“I thought I’d sell design and fashion but only things I really like,” he says. “I had a pop-up store that worked well so I started looking for a space.” In 2003 he found an artist’s loft in a then-desolate courtyard near Hackescher Markt in Berlin’s Mitte district and spent €20,000 – his entire savings at the time – on renovations and initial inventory. The result was the original AM, a spare, hidden and unmarked retail space. “I had to sell the pieces very quickly to pay my invoices,” he says, chuckling. “But it worked. It still does.”
By the late 2000s Murkudis had a team of 10 people but noticed that the neighbourhood was changing and realised he’d rather have his multiple spaces consolidated in one larger store. He decided on his current space in 2011 within five minutes of seeing it; it’s part of a daily newspaper’s former printing press, surrounded by art galleries. Again, everything was independently financed. He called upon aas Gonzalez Haase architects to design the interior, as he has done with all his spaces since. “I never thought about how much it cost,” he says. “Once you see numbers on a business plan you don’t want to start a business.”
Murkudis’s staff tend to be as relaxed as their employer. They don’t earn commission and are instead paid generous salaries, ensuring that the hard-sell tactics that run counter to Murkudis’s philosophy are completely avoided.
Murkudis has about 40 employees altogether who are in the main store, a beautiful new furniture and design shop nearby, his spaces in the Bikini Berlin mall, as well as an outlet across town. It’s a lot to handle but, as always, he’s relaxed; his staff agree that he’s never visibly harried. The ease comes from working with a close team and having organically grown a business from the heart with integrity and no outside investment. It’s this ethos that keeps customers coming back too.
Looking to the future, would the AM empire ever expand beyond Berlin? Although a new Aspesi store spearheaded by Murkudis opened in Munich in October, he is convinced that an AM-style store wouldn’t work without his near-constant presence: “I’m here six days a week; it’s not possible to do this somewhere else.” Nor, considering the space’s gargantuan size and Berlin’s comparatively low rents, would it be feasible to pull it off in a city such as London, New York or Paris. But Murkudis is not sitting still. Loyal shoppers, friends and fans who come for meditative breaks can rest assured: he’s angling to open a third shop right here on Potsdamer Strasse. Watch this space.
- What time do you like to be at your desk?
Normally at 08.00.
- Where’s the best place to prepare for leadership: an MBA school or on the job?
You have to start by working on the job.
- What’s your management style?
I’m not really a manager, I’m really relaxed in these things. My employees are friends; I’ve known some of my people for 25 years. I trust them.

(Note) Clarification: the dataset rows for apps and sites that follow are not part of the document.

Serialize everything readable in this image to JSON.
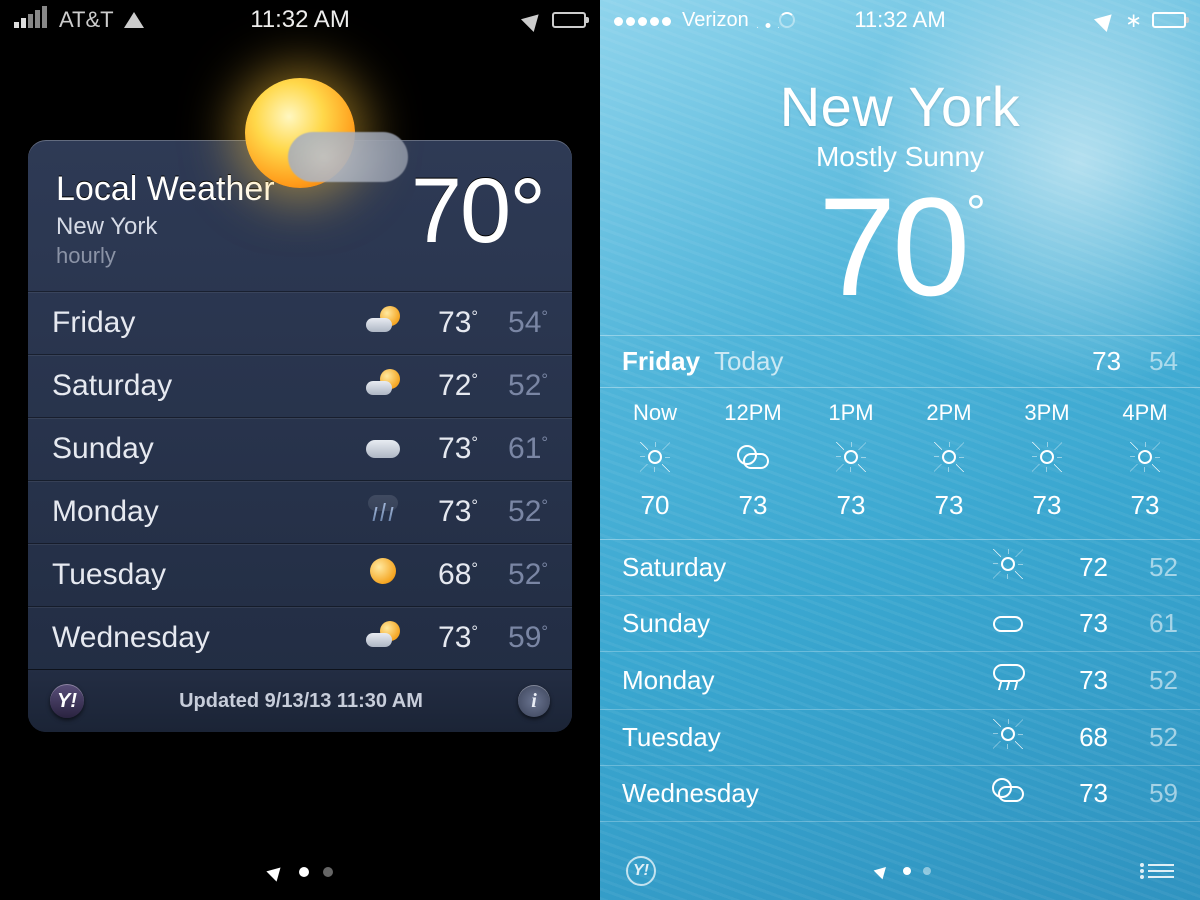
{
  "left": {
    "status": {
      "carrier": "AT&T",
      "time": "11:32 AM"
    },
    "header": {
      "title": "Local Weather",
      "city": "New York",
      "sub": "hourly",
      "temp": "70°"
    },
    "days": [
      {
        "day": "Friday",
        "icon": "partly-cloudy",
        "hi": "73",
        "lo": "54"
      },
      {
        "day": "Saturday",
        "icon": "partly-cloudy",
        "hi": "72",
        "lo": "52"
      },
      {
        "day": "Sunday",
        "icon": "cloudy",
        "hi": "73",
        "lo": "61"
      },
      {
        "day": "Monday",
        "icon": "rain",
        "hi": "73",
        "lo": "52"
      },
      {
        "day": "Tuesday",
        "icon": "sunny",
        "hi": "68",
        "lo": "52"
      },
      {
        "day": "Wednesday",
        "icon": "partly-cloudy",
        "hi": "73",
        "lo": "59"
      }
    ],
    "footer": {
      "updated": "Updated 9/13/13  11:30 AM"
    }
  },
  "right": {
    "status": {
      "carrier": "Verizon",
      "time": "11:32 AM"
    },
    "header": {
      "city": "New York",
      "condition": "Mostly Sunny",
      "temp": "70"
    },
    "today": {
      "day": "Friday",
      "label": "Today",
      "hi": "73",
      "lo": "54"
    },
    "hours": [
      {
        "label": "Now",
        "icon": "sunny",
        "temp": "70"
      },
      {
        "label": "12PM",
        "icon": "partly-cloudy",
        "temp": "73"
      },
      {
        "label": "1PM",
        "icon": "sunny",
        "temp": "73"
      },
      {
        "label": "2PM",
        "icon": "sunny",
        "temp": "73"
      },
      {
        "label": "3PM",
        "icon": "sunny",
        "temp": "73"
      },
      {
        "label": "4PM",
        "icon": "sunny",
        "temp": "73"
      }
    ],
    "days": [
      {
        "day": "Saturday",
        "icon": "sunny",
        "hi": "72",
        "lo": "52"
      },
      {
        "day": "Sunday",
        "icon": "cloudy",
        "hi": "73",
        "lo": "61"
      },
      {
        "day": "Monday",
        "icon": "rain",
        "hi": "73",
        "lo": "52"
      },
      {
        "day": "Tuesday",
        "icon": "sunny",
        "hi": "68",
        "lo": "52"
      },
      {
        "day": "Wednesday",
        "icon": "partly-cloudy",
        "hi": "73",
        "lo": "59"
      }
    ]
  }
}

- Are tough decisions best taken by one person?
I make most of the decisions by myself here [laughs].
- Do you want to be liked or respected?
- What does your support team look like?
I have had a personal assistant since last year.
- What technology do you carry on a trip?
I have only my mobile phone and my Apple laptop.
- Do you read management books?
- Do you run in the morning? Wine with lunch? Socialise with your team after work?
None of those things. I wake up every morning at 06.00, take the children to school and go directly to the office. I have a quick lunch with no wine. Afterwards I go home to see my wife and kids.
- What would your key management advice be?
Trust your intuition.